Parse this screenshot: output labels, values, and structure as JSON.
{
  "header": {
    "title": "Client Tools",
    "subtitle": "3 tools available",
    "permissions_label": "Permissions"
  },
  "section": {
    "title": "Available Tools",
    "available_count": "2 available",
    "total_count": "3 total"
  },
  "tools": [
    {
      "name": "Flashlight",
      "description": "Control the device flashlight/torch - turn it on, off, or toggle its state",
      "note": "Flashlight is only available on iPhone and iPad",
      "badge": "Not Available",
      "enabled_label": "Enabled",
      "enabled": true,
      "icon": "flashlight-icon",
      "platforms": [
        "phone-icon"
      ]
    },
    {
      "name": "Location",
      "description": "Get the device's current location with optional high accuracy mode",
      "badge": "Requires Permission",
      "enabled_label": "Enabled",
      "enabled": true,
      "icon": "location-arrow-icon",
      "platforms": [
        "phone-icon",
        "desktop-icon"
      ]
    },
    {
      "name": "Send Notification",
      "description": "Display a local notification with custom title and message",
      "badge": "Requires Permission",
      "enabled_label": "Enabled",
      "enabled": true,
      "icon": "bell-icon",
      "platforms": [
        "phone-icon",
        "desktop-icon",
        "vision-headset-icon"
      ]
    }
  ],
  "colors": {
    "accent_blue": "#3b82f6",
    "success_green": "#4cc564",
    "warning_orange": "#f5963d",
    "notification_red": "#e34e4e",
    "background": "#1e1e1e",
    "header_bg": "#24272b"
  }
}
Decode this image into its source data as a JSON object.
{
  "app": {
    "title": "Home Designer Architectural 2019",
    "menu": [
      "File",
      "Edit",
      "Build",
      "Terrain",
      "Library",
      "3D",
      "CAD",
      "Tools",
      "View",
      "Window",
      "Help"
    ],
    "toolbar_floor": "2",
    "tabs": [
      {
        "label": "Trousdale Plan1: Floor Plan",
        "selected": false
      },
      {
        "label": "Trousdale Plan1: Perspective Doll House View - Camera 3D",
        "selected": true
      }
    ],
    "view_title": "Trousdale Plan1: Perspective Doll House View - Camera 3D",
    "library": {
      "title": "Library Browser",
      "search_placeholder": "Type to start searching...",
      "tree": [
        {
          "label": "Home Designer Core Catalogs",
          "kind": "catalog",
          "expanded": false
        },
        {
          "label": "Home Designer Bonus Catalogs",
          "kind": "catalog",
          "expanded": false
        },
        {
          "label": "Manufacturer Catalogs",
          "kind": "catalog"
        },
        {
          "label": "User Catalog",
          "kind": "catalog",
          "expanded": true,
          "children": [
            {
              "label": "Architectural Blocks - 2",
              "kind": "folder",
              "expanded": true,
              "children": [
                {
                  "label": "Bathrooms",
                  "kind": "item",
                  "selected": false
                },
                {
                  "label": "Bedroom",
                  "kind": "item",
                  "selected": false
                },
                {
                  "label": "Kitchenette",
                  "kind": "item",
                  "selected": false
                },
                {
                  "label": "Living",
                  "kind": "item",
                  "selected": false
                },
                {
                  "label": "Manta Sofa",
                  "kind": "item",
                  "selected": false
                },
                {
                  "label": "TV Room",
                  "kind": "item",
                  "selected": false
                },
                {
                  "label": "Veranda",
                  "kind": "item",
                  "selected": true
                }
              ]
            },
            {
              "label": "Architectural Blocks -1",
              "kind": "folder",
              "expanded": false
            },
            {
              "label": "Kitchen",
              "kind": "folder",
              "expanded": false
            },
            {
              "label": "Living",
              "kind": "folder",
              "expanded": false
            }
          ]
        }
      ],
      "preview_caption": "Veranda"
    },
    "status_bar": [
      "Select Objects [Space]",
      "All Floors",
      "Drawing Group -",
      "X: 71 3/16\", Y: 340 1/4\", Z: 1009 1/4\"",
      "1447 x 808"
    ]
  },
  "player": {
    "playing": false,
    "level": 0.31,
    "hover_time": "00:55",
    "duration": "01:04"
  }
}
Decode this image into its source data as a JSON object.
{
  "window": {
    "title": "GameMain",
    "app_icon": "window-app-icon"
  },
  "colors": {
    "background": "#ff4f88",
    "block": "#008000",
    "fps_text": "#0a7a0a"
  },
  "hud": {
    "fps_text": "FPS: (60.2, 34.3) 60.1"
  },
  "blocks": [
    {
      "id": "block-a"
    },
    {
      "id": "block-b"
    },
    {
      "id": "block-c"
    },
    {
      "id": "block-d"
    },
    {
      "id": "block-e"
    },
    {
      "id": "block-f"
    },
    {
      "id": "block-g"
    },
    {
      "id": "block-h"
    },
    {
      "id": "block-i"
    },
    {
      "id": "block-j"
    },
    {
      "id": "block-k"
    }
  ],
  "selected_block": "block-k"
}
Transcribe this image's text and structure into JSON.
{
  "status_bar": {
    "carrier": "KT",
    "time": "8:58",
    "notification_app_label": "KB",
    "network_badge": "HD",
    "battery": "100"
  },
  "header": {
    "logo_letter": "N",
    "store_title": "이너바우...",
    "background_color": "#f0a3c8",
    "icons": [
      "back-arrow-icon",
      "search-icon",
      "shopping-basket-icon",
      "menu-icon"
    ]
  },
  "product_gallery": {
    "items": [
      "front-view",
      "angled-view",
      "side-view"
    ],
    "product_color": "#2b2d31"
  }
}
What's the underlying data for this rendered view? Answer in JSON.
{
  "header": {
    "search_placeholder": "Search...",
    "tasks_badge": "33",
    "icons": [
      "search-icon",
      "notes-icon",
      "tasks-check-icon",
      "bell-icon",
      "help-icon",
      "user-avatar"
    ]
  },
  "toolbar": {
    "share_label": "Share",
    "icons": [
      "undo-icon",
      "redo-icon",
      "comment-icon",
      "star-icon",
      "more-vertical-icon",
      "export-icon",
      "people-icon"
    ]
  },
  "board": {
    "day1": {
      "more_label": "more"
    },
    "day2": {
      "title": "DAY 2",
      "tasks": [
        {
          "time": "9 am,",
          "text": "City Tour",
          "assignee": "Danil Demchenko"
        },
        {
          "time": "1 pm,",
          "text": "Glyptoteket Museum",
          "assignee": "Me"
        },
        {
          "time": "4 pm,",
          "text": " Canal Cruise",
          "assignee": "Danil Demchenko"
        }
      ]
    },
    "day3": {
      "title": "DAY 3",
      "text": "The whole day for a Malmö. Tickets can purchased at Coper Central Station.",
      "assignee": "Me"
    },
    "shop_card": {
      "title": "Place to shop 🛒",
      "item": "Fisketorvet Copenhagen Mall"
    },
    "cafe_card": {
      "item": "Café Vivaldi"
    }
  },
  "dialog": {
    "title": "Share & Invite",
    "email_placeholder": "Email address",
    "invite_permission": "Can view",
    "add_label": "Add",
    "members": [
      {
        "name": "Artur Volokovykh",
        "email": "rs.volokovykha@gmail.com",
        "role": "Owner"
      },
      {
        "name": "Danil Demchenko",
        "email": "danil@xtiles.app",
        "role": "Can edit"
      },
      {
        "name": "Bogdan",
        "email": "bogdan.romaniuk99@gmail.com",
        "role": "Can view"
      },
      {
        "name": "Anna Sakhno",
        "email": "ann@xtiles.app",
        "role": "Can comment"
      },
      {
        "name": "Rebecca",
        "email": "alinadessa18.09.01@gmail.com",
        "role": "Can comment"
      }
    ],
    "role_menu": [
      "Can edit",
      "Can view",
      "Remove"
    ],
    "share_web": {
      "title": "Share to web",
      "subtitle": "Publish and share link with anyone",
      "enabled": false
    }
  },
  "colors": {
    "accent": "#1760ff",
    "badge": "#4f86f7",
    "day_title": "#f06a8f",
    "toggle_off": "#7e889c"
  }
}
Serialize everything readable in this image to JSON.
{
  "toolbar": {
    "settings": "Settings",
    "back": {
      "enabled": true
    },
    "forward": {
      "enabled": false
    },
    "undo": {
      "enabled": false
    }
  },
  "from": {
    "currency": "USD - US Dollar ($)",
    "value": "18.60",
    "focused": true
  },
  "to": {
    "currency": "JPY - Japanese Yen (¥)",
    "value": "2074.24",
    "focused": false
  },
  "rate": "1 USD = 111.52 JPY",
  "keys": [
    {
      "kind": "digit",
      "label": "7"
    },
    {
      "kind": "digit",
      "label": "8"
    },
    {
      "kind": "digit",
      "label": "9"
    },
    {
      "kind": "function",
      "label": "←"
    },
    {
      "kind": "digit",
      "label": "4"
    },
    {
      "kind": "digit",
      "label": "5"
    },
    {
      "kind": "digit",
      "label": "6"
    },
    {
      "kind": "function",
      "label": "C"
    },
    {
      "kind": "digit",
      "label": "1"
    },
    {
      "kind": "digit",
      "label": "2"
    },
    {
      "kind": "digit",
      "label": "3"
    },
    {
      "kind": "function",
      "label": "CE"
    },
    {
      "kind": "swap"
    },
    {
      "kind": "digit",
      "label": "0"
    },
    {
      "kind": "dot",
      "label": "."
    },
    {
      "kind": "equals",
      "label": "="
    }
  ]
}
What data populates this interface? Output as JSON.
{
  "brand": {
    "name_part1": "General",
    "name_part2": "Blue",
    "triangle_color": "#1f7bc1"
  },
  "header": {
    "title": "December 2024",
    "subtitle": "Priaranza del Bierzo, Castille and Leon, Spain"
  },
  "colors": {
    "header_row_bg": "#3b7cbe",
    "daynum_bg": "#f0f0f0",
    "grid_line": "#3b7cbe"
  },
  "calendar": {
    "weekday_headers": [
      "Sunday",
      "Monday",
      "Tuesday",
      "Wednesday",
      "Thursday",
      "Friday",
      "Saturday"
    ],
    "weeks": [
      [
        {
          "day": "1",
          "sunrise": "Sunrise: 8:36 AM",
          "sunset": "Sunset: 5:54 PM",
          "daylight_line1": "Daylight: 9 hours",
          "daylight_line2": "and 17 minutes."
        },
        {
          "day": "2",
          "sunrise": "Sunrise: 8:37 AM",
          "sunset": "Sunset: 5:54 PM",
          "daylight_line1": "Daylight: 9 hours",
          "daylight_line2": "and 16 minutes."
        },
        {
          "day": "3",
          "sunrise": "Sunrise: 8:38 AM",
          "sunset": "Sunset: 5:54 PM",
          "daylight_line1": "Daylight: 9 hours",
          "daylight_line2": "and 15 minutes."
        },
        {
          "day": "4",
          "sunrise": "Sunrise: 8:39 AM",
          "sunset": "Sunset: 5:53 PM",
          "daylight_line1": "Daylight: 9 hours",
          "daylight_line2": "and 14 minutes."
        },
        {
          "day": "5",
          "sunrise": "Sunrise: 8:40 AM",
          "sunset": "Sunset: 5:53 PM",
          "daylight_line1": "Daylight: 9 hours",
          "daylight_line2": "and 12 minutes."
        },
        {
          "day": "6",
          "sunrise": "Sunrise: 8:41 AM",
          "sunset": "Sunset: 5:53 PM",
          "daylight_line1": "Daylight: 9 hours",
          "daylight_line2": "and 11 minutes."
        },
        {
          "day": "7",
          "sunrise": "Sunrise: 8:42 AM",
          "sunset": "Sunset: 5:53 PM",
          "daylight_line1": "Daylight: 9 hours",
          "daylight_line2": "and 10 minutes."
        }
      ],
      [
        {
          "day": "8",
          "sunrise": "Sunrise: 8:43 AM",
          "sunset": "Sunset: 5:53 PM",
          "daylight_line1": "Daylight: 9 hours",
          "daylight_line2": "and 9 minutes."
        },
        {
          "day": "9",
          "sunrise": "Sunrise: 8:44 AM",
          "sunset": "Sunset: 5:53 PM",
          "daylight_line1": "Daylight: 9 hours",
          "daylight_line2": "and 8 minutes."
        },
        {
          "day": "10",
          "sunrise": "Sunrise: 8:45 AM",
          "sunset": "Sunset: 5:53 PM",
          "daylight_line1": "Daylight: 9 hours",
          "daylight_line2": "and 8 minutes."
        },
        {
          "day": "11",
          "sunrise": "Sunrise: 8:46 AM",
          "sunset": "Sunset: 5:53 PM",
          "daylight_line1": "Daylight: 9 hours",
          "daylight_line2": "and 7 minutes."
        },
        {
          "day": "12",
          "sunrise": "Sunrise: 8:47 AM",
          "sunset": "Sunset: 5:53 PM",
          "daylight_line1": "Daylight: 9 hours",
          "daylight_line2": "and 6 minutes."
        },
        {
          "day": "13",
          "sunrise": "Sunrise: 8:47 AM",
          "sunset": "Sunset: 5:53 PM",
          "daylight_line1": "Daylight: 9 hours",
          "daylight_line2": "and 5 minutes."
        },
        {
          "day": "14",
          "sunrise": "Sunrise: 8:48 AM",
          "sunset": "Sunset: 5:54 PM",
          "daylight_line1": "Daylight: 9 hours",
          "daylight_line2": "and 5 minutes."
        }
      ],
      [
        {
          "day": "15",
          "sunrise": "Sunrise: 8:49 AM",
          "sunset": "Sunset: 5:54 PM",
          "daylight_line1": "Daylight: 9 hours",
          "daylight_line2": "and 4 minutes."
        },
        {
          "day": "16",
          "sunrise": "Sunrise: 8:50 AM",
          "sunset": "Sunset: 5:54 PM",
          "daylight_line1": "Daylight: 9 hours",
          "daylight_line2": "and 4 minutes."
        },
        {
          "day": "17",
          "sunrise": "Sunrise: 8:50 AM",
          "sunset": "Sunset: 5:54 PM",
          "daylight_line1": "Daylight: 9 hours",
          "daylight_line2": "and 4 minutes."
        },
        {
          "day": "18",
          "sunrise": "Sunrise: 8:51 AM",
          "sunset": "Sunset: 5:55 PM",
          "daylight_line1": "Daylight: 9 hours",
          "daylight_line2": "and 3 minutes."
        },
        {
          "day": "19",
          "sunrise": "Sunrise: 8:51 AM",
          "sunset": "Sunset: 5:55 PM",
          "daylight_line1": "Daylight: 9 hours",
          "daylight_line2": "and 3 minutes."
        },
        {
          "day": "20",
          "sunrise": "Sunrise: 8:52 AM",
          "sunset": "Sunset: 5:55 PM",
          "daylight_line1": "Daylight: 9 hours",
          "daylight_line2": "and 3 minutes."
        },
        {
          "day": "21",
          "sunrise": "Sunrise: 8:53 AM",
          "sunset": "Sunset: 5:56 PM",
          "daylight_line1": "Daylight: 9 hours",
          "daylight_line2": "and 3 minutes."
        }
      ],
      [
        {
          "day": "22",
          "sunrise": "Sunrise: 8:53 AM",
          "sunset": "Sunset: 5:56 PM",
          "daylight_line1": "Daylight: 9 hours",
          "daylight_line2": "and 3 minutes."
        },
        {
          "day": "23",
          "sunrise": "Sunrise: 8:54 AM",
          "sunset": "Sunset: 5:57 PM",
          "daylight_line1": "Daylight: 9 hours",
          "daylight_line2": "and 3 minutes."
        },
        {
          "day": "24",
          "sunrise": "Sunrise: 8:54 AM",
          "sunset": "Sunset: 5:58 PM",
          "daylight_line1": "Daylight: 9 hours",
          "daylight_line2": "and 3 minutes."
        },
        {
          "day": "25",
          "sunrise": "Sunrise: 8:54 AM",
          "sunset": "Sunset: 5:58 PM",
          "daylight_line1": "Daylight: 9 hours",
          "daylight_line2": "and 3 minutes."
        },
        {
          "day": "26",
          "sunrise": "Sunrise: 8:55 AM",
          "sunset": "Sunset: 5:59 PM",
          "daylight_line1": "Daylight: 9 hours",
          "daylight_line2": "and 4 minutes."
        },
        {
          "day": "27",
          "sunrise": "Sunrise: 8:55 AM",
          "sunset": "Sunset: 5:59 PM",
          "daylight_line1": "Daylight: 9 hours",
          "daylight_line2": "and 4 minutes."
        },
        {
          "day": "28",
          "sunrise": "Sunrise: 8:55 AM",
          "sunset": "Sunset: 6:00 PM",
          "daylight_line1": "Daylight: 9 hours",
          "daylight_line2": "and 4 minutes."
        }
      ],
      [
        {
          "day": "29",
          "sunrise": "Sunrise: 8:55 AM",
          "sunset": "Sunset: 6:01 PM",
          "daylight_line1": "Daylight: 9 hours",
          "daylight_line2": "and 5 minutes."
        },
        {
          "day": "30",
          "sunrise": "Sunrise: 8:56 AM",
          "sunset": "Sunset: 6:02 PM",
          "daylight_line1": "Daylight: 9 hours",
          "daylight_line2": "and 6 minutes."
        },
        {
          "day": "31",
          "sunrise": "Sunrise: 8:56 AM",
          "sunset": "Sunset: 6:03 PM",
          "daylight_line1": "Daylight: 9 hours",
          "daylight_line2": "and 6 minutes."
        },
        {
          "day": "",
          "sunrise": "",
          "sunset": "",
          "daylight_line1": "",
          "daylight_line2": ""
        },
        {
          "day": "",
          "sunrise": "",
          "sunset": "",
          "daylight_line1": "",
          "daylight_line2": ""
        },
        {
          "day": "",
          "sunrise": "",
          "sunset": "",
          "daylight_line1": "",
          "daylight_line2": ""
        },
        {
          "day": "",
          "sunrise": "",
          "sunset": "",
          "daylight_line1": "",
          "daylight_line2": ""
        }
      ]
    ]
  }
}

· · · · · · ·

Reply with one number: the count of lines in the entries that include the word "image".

4